During the initial site evaluation, the team discovered that despite the many outcrops, the site had primarily sand and gravel subsoil, making it suitable for stormwater infiltration in strategic locations. However, the numerous site constraints left only minimal area available for aboveground management facilities. Therefore, the design team considered permeable pavement for the proposed paved surfaces. After a thorough review of options, the design team selected porous asphalt for its cost, LEED credits, local availability, and documented effectiveness in runoff treatment and attenuation.
The proposed porous asphalt surfaces included the primary visitor parking lot and a driveway for secondary building access and solid waste pickup. Parking lot constraints included underground electric and water lines that would remain in place during and after construction. The driveway was surrounded by outcrops and the new building’s foundation. The proposed pavement slopes were as high as 5%.
The literature suggests that permeable pavement should not be used on slopes exceeding 5%; however, little research has been done on how a system might function with slopes greater than 5%.
As the slope of a permeable surface increases, the potential for runoff from that surface also increases. At 10%, the potential is high, particularly after several years of use and gradual clogging of the permeable surface. At 5%, the correlation may not be as direct, and may depend instead on the maintenance regime and quality of the material installation. Subsurface erosion, settling, and clogging of the system subbase may occur if water does not collect and infiltrate evenly over the subsoils. At 10%, it may be cost prohibitive to construct a flat subbase to prevent subsurface erosion, but at 5%, design alternatives may be able to limit excavation and earthwork fees. One such strategy was employed for the driveway design at the Animal Rescue League site.
A Tiered Solution
Because the site’s slopes were steep and the likelihood of encountering bedrock was high, Horsley Witten designed the driveway subbase as a tiered system, providing a uniform 2% slope of the pavement surface. The driveway profile includes a series of underground basins with flat bottoms to promote infiltration. The basins are separated by a low-permeability soil barrier to prevent lateral water movement.
Although a 5% maximum surface slope is generally preferred, this methodology can make slopes of even 7% or 8% acceptable for limited applications or in highly permeable soils. Although the Animal Rescue League project may be of small scale, the methodology can be transferred to larger sites, such as commercial parking lots, subdivision roads, and residential driveways.

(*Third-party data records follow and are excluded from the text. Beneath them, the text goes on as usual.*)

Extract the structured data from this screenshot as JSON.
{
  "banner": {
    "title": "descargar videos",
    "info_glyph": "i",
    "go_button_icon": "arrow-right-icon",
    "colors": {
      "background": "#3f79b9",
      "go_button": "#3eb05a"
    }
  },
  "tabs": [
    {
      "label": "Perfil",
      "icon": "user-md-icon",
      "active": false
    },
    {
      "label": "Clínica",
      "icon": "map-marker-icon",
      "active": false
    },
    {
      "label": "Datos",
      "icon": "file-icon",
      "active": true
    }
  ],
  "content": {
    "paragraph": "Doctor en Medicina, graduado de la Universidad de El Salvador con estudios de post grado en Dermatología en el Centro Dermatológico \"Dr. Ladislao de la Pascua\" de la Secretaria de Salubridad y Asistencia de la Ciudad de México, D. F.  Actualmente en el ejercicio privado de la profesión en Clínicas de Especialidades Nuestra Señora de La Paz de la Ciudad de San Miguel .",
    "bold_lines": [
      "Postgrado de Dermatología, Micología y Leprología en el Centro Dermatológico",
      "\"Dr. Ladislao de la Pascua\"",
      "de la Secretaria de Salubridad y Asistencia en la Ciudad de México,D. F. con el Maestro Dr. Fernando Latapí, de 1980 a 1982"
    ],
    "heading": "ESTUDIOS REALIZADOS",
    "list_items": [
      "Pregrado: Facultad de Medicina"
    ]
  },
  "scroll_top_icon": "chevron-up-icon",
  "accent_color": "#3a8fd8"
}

Kristopher Houle is a project engineer at the Horsley Witten Group supporting civil engineering, ecological restoration, and stormwater management projects. He can be reached at firstname.lastname@example.org